Egg Farmers of Canada announced plans to eliminate the small enclosures by 2036, but a new regulation could forces farmers to move more quickly
EDMONTON—The Canadian Federation of Humane Societies says proposed new rules for farms could speed up a ban on the use of small, cramped cages for egg-laying hens.
Last February, the group Egg Farmers of Canada announced the use of these cages would be phased out by 2036.
The federation says a new draft code of practice issued by the National Farm Animal Care Council sets a 2031 deadline, and says no more of the small cages can be built starting next year.
The draft said it expects that half of all egg-laying hens will be out of these types of cages within eight years.
Barb Cartwright, CEO of the federation, said such cages are cruel.
“The birds are packed into tiny spaces.

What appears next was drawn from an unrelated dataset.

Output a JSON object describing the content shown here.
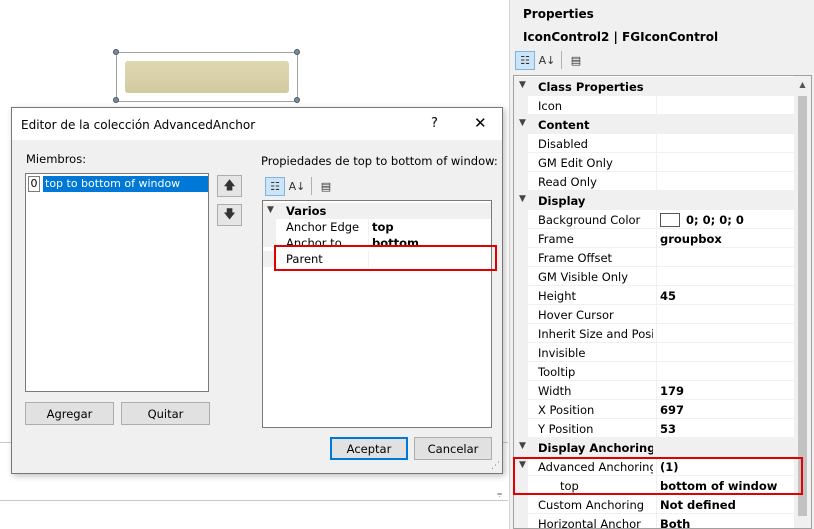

They can’t move their wings or move around. It is a very miserable life,” she said June 30.
“Moving away as quickly as possible from those caging systems is important.”
The draft also includes standards for cage-free egg production to ensure hens will live in humane conditions, including a place to nest, space to move, perch and forage for food.
The council’s website says people have 60 days to comment on the draft, which could be revised before the new code is released.
Egg Farmers of Canada, which represents 1,000 regulated egg-producing farms across the country, said it is reviewing the draft code and will make a submission to the council during the comment period.
Peter Clarke, the group’s chairman, said the farms are responsible for than 90 per cent of Canada’s egg production.
He said producers want to supply consumers with the type of eggs they want, but making the transition won’t be simple.
“Everyone has to recognize the time that it takes to make changes and everyone has to be realistic.”
The proposed changes to the code don’t go far enough for the Humane Society International/Canada, which wants the egg industry to be completely cage-free.
Sayara Thurston, a society spokeswoman, said the proposed code would allow cages that are less than double the size of the existing standard.
Thurston said producers need only look at the number of grocery store and restaurant chains that have pledged to source all of the eggs they need from cage-free producers.
In May, Retail Council of Canada grocery members including Loblaw Companies Limited, Metro Inc., the Overwaitea Food Group, Save-On-Foods, Sobeys Inc., and Wal-Mart Canada Corp., announced they plan to purchase cage-free eggs by the end of 2025.
Thurston said the restaurant industry, including chains such as Tim Hortons, A&W, McDonalds and Subway also want cage-free eggs.
“Really, what we are looking at is a code of practice that doesn’t go far enough, fast enough and is letting down consumers, producers and animals,” she said.
Cartwright urged Canadians who care about animal welfare to make submissions to the council about the code before the Aug. 29 deadline.
Members of the National Farm Animal Care Council include Agriculture Canada, producers, retailers, farm organizations and animal welfare groups.